This was last spring. Then more recently, in a series about the international sex slave trade, Kristof concluded:

Senator Paul Wellstone helped direct the fight against trafficking, but since his death, leadership on the issue has passed overwhelmingly into Republican hands. Likewise, most mainstream women's groups, like the National Organization for Women and the Feminist Majority Foundation, have been shamefully lackadaisical about an issue that should be near the top of any feminist agenda.

I like 'shamefully lackadaisical': it conveys Kristof's moral outrage after spending days, weeks and months looking in vain for some sign of feminist activity in this field. Except he didn't spend any time on it at all. He didn't even bother to learn that NOW is a national women's organization, not one aimed at international problems, or that the FMF has spent most of the last decade and its funds fighting to get some publicity and relief to the horrendous treatment of women under the Taliban. He didn't learn what I did by a simple act of googling: that there are lots of feminist organizations fighting the international trafficking of sex slaves. It would have spoiled his argument, I guess.

Why these sudden demands for more feminist activity from pundits as different as Limbaugh and Kristof? I can think of several conspiracy theories here, but the most likely is that the sport of feminist-bashing has just taken a new form.
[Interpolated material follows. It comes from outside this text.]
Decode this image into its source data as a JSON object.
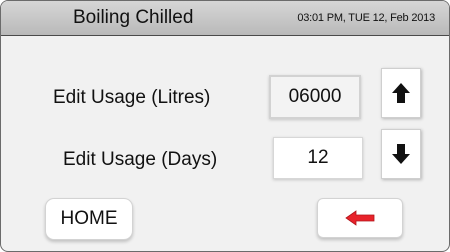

When 'feminazi' can be used as a matter-of-fact description of Hillary Clinton in a New York Times book review, the old baiting game has clearly grown uninteresting. Something new is in the making, some novel epiteths to be used on feminists, some delicious distortions of feminist ideas. Cocktail parties won't get boring any time soon. Especially as I plan to diet before the next one.

You should read the Katha Pollitt article I link to in the text. It's excellent. So is the discussion of Kristof in ms. musings. And thanks for ms. Lauren for the link to Rush Limbaugh's views.